## [TASK STATEMENT]
Your task is to copy all of the entries exactly as they are given.

## [DATA UNDER STUDY]

┄┄┄┄┄┄┄┄┄┄

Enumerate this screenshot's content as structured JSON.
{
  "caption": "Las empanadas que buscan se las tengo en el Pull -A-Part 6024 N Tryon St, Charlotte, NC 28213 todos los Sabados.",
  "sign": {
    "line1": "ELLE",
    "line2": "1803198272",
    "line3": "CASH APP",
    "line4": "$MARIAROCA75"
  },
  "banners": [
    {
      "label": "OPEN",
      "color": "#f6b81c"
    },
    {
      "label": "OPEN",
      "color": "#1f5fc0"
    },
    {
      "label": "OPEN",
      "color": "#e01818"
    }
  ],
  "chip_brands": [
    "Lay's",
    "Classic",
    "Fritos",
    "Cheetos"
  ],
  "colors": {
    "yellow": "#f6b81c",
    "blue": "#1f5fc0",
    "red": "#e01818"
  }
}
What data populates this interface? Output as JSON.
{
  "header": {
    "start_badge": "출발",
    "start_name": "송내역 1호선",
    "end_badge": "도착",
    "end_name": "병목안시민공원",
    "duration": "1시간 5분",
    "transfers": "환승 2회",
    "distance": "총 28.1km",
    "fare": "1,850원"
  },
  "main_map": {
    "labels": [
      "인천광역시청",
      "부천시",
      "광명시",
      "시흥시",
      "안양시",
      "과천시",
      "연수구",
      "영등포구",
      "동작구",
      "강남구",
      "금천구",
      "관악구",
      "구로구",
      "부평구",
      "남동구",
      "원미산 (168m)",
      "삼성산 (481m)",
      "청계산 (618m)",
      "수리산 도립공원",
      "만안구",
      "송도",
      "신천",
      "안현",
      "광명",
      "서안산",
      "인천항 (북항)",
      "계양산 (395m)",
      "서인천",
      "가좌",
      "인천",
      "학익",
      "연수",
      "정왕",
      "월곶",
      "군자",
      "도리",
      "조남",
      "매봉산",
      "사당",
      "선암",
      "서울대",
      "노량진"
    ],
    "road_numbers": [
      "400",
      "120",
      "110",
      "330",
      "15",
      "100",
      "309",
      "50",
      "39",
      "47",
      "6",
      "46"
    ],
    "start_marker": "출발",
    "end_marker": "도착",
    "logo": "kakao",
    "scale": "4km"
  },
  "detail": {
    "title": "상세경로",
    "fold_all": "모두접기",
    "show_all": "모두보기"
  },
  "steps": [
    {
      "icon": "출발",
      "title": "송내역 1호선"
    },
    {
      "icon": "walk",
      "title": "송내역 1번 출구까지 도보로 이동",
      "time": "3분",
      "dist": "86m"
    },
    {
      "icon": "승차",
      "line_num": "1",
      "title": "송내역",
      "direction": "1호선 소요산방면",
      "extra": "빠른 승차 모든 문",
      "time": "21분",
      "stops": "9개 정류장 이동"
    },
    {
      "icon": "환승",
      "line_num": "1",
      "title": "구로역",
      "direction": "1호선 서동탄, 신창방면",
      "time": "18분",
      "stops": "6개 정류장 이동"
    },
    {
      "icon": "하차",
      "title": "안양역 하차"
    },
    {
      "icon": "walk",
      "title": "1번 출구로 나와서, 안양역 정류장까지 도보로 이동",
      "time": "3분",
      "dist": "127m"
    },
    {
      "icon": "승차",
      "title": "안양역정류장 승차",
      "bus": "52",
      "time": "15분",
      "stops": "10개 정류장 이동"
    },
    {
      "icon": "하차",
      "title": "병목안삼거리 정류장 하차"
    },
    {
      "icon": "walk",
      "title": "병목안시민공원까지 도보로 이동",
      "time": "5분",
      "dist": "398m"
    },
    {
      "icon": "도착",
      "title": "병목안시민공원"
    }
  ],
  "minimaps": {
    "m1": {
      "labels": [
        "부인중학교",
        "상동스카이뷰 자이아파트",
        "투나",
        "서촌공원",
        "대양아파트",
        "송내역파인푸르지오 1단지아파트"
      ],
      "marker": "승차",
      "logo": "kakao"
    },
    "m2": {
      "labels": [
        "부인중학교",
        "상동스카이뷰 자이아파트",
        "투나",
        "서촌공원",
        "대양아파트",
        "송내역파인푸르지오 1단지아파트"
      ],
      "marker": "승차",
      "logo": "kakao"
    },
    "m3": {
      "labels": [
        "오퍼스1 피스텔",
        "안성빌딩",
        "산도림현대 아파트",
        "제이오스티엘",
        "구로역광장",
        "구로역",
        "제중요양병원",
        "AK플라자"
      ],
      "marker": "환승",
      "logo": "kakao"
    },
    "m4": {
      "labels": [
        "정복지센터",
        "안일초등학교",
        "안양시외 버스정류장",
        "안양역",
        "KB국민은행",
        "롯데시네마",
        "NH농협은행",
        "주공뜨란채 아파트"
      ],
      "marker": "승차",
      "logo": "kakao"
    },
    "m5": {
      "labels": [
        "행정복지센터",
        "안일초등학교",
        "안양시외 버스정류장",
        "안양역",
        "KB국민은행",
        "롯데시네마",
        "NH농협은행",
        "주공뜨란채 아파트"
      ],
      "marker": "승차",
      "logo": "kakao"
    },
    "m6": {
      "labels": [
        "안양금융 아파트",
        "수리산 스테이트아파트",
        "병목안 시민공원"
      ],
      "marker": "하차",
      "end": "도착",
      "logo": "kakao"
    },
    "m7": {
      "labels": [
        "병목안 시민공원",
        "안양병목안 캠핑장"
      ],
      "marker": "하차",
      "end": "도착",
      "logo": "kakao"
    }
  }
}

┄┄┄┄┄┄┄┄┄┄

## [SOLUTION]
Enumerate this screenshot's content as structured JSON.
{
  "caption": "Las empanadas que buscan se las tengo en el Pull -A-Part 6024 N Tryon St, Charlotte, NC 28213 todos los Sabados.",
  "sign": {
    "line1": "ELLE",
    "line2": "1803198272",
    "line3": "CASH APP",
    "line4": "$MARIAROCA75"
  },
  "banners": [
    {
      "label": "OPEN",
      "color": "#f6b81c"
    },
    {
      "label": "OPEN",
      "color": "#1f5fc0"
    },
    {
      "label": "OPEN",
      "color": "#e01818"
    }
  ],
  "chip_brands": [
    "Lay's",
    "Classic",
    "Fritos",
    "Cheetos"
  ],
  "colors": {
    "yellow": "#f6b81c",
    "blue": "#1f5fc0",
    "red": "#e01818"
  }
}
What data populates this interface? Output as JSON.
{
  "header": {
    "start_badge": "출발",
    "start_name": "송내역 1호선",
    "end_badge": "도착",
    "end_name": "병목안시민공원",
    "duration": "1시간 5분",
    "transfers": "환승 2회",
    "distance": "총 28.1km",
    "fare": "1,850원"
  },
  "main_map": {
    "labels": [
      "인천광역시청",
      "부천시",
      "광명시",
      "시흥시",
      "안양시",
      "과천시",
      "연수구",
      "영등포구",
      "동작구",
      "강남구",
      "금천구",
      "관악구",
      "구로구",
      "부평구",
      "남동구",
      "원미산 (168m)",
      "삼성산 (481m)",
      "청계산 (618m)",
      "수리산 도립공원",
      "만안구",
      "송도",
      "신천",
      "안현",
      "광명",
      "서안산",
      "인천항 (북항)",
      "계양산 (395m)",
      "서인천",
      "가좌",
      "인천",
      "학익",
      "연수",
      "정왕",
      "월곶",
      "군자",
      "도리",
      "조남",
      "매봉산",
      "사당",
      "선암",
      "서울대",
      "노량진"
    ],
    "road_numbers": [
      "400",
      "120",
      "110",
      "330",
      "15",
      "100",
      "309",
      "50",
      "39",
      "47",
      "6",
      "46"
    ],
    "start_marker": "출발",
    "end_marker": "도착",
    "logo": "kakao",
    "scale": "4km"
  },
  "detail": {
    "title": "상세경로",
    "fold_all": "모두접기",
    "show_all": "모두보기"
  },
  "steps": [
    {
      "icon": "출발",
      "title": "송내역 1호선"
    },
    {
      "icon": "walk",
      "title": "송내역 1번 출구까지 도보로 이동",
      "time": "3분",
      "dist": "86m"
    },
    {
      "icon": "승차",
      "line_num": "1",
      "title": "송내역",
      "direction": "1호선 소요산방면",
      "extra": "빠른 승차 모든 문",
      "time": "21분",
      "stops": "9개 정류장 이동"
    },
    {
      "icon": "환승",
      "line_num": "1",
      "title": "구로역",
      "direction": "1호선 서동탄, 신창방면",
      "time": "18분",
      "stops": "6개 정류장 이동"
    },
    {
      "icon": "하차",
      "title": "안양역 하차"
    },
    {
      "icon": "walk",
      "title": "1번 출구로 나와서, 안양역 정류장까지 도보로 이동",
      "time": "3분",
      "dist": "127m"
    },
    {
      "icon": "승차",
      "title": "안양역정류장 승차",
      "bus": "52",
      "time": "15분",
      "stops": "10개 정류장 이동"
    },
    {
      "icon": "하차",
      "title": "병목안삼거리 정류장 하차"
    },
    {
      "icon": "walk",
      "title": "병목안시민공원까지 도보로 이동",
      "time": "5분",
      "dist": "398m"
    },
    {
      "icon": "도착",
      "title": "병목안시민공원"
    }
  ],
  "minimaps": {
    "m1": {
      "labels": [
        "부인중학교",
        "상동스카이뷰 자이아파트",
        "투나",
        "서촌공원",
        "대양아파트",
        "송내역파인푸르지오 1단지아파트"
      ],
      "marker": "승차",
      "logo": "kakao"
    },
    "m2": {
      "labels": [
        "부인중학교",
        "상동스카이뷰 자이아파트",
        "투나",
        "서촌공원",
        "대양아파트",
        "송내역파인푸르지오 1단지아파트"
      ],
      "marker": "승차",
      "logo": "kakao"
    },
    "m3": {
      "labels": [
        "오퍼스1 피스텔",
        "안성빌딩",
        "산도림현대 아파트",
        "제이오스티엘",
        "구로역광장",
        "구로역",
        "제중요양병원",
        "AK플라자"
      ],
      "marker": "환승",
      "logo": "kakao"
    },
    "m4": {
      "labels": [
        "정복지센터",
        "안일초등학교",
        "안양시외 버스정류장",
        "안양역",
        "KB국민은행",
        "롯데시네마",
        "NH농협은행",
        "주공뜨란채 아파트"
      ],
      "marker": "승차",
      "logo": "kakao"
    },
    "m5": {
      "labels": [
        "행정복지센터",
        "안일초등학교",
        "안양시외 버스정류장",
        "안양역",
        "KB국민은행",
        "롯데시네마",
        "NH농협은행",
        "주공뜨란채 아파트"
      ],
      "marker": "승차",
      "logo": "kakao"
    },
    "m6": {
      "labels": [
        "안양금융 아파트",
        "수리산 스테이트아파트",
        "병목안 시민공원"
      ],
      "marker": "하차",
      "end": "도착",
      "logo": "kakao"
    },
    "m7": {
      "labels": [
        "병목안 시민공원",
        "안양병목안 캠핑장"
      ],
      "marker": "하차",
      "end": "도착",
      "logo": "kakao"
    }
  }
}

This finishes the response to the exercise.